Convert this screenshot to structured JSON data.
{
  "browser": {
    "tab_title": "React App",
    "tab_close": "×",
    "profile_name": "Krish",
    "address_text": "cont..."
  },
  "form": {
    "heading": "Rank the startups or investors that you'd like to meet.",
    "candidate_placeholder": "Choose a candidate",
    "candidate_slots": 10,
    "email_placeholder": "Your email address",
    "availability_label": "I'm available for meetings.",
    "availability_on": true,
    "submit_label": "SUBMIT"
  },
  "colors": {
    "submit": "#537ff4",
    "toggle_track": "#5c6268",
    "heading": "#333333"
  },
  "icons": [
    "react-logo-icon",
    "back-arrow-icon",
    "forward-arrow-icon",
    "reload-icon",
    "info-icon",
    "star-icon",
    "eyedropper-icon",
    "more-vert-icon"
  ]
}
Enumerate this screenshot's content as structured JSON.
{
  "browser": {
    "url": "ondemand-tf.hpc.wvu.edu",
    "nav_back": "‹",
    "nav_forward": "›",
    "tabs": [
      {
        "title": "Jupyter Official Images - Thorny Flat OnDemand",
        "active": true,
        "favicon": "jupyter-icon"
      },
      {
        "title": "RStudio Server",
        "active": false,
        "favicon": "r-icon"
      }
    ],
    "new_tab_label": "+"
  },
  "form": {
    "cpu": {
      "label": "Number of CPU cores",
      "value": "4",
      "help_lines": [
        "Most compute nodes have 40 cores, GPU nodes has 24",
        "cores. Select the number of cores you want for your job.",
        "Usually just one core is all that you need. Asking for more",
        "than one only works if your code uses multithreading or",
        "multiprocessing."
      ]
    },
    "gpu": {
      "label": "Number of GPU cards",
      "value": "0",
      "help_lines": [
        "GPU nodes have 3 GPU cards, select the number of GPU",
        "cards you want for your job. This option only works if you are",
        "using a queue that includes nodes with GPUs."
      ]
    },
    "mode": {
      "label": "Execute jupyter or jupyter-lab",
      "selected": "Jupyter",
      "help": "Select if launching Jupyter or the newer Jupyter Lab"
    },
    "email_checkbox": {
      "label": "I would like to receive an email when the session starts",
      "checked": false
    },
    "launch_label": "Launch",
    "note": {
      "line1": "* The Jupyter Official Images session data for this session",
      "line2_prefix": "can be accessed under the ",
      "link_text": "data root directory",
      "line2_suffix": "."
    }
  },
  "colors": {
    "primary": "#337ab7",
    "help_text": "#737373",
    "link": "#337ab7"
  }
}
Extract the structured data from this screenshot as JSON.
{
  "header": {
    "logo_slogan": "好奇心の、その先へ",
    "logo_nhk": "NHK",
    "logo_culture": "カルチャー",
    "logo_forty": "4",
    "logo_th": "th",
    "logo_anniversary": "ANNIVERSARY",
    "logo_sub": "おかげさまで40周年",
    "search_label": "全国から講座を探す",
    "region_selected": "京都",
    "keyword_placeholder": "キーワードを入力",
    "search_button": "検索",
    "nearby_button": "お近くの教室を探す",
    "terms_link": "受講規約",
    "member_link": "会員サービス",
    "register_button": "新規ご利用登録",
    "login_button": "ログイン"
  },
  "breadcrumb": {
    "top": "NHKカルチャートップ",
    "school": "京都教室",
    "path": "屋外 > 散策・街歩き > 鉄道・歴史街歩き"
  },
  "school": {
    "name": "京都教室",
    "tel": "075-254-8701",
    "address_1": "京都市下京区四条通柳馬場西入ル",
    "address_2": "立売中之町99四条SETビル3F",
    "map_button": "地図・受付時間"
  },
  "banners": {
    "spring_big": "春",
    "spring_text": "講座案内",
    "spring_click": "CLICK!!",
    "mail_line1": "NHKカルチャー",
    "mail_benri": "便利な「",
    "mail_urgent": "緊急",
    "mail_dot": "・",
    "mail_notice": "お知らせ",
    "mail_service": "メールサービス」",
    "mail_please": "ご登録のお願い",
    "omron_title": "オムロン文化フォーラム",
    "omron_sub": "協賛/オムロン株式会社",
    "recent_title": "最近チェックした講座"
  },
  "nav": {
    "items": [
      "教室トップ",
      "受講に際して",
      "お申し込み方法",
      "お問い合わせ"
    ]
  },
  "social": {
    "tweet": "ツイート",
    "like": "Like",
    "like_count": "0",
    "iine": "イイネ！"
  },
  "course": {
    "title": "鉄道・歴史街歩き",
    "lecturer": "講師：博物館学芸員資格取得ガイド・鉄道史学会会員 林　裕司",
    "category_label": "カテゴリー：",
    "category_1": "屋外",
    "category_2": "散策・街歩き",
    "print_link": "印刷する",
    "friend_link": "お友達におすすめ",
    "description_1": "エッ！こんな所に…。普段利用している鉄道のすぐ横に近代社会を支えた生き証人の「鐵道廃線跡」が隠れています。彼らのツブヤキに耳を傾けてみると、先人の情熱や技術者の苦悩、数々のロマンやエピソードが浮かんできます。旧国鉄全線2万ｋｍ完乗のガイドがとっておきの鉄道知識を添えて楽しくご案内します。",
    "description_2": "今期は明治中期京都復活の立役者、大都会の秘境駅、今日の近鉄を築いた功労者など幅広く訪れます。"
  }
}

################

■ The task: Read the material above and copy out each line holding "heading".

■ Solution for this exercise:
    "heading": "Rank the startups or investors that you'd like to meet.",
    "heading": "#333333"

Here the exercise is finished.